GOAL OF THE EXERCISE: Copy each line of the records that contains the word "JSON".

======

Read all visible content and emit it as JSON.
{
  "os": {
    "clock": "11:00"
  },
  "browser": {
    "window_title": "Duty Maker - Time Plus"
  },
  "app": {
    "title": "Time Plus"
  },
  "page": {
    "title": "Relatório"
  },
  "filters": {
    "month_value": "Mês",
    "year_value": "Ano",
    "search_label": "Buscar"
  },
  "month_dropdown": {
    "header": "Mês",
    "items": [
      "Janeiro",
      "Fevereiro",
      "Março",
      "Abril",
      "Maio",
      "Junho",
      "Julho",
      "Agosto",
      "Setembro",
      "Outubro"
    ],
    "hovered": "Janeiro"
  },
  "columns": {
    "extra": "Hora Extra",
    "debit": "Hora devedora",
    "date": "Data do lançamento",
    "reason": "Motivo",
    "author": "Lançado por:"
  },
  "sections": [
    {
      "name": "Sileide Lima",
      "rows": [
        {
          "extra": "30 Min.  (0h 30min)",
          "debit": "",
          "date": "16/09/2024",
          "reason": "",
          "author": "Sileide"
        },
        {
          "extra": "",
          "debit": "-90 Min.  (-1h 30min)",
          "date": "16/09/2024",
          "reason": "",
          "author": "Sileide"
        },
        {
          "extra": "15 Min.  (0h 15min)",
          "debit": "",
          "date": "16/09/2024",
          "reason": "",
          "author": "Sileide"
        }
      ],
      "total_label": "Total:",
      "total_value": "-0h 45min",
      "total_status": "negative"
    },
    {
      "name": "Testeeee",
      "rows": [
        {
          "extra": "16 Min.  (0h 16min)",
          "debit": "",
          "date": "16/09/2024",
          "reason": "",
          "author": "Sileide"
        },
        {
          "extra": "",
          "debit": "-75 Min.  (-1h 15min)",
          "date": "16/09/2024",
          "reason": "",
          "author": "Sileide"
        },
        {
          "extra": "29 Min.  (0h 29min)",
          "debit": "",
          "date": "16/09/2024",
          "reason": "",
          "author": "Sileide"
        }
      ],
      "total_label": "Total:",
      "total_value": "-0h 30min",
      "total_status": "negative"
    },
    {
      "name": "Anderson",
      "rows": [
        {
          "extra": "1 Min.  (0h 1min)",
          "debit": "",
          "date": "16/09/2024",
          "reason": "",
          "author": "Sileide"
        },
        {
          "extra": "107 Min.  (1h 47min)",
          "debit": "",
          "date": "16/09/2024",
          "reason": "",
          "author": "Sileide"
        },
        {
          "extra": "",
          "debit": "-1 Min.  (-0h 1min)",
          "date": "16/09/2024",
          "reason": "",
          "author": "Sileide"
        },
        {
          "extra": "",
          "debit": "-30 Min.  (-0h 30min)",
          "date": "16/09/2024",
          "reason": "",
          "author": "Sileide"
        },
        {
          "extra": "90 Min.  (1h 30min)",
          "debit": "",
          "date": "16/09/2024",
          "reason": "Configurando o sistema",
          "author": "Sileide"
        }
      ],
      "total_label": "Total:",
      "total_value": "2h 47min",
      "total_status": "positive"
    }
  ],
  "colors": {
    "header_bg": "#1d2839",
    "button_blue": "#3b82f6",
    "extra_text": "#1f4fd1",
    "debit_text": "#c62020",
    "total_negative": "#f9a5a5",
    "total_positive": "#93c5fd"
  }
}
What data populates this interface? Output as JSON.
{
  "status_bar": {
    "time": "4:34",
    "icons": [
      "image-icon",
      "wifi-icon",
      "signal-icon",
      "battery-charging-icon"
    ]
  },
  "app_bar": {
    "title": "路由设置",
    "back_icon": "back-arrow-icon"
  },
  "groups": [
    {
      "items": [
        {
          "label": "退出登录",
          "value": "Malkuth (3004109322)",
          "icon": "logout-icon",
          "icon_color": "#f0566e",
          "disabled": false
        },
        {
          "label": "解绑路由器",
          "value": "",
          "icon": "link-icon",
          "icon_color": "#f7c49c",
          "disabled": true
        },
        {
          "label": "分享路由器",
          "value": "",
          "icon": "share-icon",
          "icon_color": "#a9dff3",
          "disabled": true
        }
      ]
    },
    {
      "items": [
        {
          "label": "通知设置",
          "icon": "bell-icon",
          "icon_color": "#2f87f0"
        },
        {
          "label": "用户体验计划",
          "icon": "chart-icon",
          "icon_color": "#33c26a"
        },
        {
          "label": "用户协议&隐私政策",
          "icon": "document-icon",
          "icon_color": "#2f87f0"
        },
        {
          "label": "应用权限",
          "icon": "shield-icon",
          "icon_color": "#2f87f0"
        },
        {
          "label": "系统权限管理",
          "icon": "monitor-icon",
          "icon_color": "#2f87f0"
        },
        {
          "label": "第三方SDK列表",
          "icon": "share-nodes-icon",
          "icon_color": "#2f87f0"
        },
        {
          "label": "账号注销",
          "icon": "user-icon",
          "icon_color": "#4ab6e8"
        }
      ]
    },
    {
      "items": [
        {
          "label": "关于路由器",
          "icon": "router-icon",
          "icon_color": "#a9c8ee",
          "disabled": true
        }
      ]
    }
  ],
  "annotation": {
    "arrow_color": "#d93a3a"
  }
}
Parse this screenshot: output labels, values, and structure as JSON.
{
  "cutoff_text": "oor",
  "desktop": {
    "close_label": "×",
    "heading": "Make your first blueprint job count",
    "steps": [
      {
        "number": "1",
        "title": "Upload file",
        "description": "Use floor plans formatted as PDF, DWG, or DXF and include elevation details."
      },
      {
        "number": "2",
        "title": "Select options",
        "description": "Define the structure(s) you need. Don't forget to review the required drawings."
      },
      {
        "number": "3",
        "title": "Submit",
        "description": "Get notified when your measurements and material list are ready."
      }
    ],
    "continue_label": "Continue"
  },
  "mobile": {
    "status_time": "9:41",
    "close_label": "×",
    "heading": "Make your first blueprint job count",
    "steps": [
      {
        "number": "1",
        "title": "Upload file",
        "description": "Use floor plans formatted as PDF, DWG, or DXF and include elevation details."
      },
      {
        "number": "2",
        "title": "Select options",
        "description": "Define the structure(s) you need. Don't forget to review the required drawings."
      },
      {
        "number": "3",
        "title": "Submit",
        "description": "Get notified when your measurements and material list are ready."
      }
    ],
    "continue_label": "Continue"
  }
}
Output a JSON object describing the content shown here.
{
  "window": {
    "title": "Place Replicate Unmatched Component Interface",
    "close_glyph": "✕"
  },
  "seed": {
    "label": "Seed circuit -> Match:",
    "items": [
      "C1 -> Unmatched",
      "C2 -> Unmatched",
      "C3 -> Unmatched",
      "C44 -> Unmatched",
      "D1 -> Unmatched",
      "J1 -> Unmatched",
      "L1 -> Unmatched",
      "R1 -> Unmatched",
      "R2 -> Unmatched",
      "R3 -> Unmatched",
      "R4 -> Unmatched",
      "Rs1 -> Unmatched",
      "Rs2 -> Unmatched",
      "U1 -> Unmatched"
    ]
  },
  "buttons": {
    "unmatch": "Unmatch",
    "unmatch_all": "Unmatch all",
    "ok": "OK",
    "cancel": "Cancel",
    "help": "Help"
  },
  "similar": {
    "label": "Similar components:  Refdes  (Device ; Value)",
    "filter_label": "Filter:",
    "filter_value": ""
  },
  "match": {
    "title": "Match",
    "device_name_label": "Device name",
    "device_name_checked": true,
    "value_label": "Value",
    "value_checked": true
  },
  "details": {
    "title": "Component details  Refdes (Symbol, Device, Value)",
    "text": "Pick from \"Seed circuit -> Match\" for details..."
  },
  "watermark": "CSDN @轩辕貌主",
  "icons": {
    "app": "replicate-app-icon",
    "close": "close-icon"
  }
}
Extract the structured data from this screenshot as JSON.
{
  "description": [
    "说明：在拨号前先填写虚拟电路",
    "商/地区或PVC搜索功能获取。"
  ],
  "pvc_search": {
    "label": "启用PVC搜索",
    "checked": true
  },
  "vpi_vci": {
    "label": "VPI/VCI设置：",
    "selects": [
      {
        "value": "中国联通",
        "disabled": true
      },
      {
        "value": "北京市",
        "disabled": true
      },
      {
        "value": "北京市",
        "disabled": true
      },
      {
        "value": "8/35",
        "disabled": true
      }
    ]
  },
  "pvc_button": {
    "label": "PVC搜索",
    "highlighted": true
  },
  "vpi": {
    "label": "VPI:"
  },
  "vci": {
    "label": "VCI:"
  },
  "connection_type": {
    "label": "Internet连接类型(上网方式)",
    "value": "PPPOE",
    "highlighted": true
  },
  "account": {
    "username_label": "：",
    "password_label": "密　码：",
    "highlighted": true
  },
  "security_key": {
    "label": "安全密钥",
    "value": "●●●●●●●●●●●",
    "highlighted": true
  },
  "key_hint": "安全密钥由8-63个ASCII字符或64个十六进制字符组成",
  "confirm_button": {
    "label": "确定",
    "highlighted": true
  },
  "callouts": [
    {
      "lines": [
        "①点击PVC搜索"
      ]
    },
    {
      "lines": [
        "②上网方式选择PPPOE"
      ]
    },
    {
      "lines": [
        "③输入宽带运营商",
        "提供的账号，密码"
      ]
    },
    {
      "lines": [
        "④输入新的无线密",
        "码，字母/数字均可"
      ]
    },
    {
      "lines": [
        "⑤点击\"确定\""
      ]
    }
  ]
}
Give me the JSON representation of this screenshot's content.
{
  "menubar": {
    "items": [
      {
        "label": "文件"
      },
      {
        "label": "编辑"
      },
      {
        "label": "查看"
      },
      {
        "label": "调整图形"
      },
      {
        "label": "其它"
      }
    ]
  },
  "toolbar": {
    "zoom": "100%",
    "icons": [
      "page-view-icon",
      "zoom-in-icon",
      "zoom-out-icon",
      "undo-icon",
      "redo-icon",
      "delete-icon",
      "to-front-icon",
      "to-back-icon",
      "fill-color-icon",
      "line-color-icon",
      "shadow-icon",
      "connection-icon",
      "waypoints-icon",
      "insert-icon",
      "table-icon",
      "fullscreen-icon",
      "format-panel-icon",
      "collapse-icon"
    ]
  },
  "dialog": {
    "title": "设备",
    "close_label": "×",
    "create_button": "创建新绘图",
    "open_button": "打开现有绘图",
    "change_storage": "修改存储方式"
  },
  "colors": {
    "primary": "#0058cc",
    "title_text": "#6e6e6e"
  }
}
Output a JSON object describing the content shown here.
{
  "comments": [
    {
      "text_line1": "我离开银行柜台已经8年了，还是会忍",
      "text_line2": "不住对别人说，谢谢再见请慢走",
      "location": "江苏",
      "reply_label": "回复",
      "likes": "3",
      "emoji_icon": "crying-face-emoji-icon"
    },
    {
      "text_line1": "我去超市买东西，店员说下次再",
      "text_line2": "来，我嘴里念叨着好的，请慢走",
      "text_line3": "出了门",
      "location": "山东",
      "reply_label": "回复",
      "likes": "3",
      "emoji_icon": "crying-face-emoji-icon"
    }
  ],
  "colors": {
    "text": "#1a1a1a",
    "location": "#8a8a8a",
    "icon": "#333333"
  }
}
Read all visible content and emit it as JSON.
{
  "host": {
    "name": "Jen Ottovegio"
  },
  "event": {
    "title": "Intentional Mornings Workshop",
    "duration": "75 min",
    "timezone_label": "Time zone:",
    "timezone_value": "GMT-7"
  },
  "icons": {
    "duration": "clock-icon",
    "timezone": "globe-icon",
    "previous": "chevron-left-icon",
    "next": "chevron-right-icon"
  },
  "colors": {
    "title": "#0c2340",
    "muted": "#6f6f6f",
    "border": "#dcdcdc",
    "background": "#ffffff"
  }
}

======

ANSWER SECTION:
Read all visible content and emit it as JSON.
What data populates this interface? Output as JSON.
Parse this screenshot: output labels, values, and structure as JSON.
Output a JSON object describing the content shown here.
Extract the structured data from this screenshot as JSON.
Give me the JSON representation of this screenshot's content.
Output a JSON object describing the content shown here.
Read all visible content and emit it as JSON.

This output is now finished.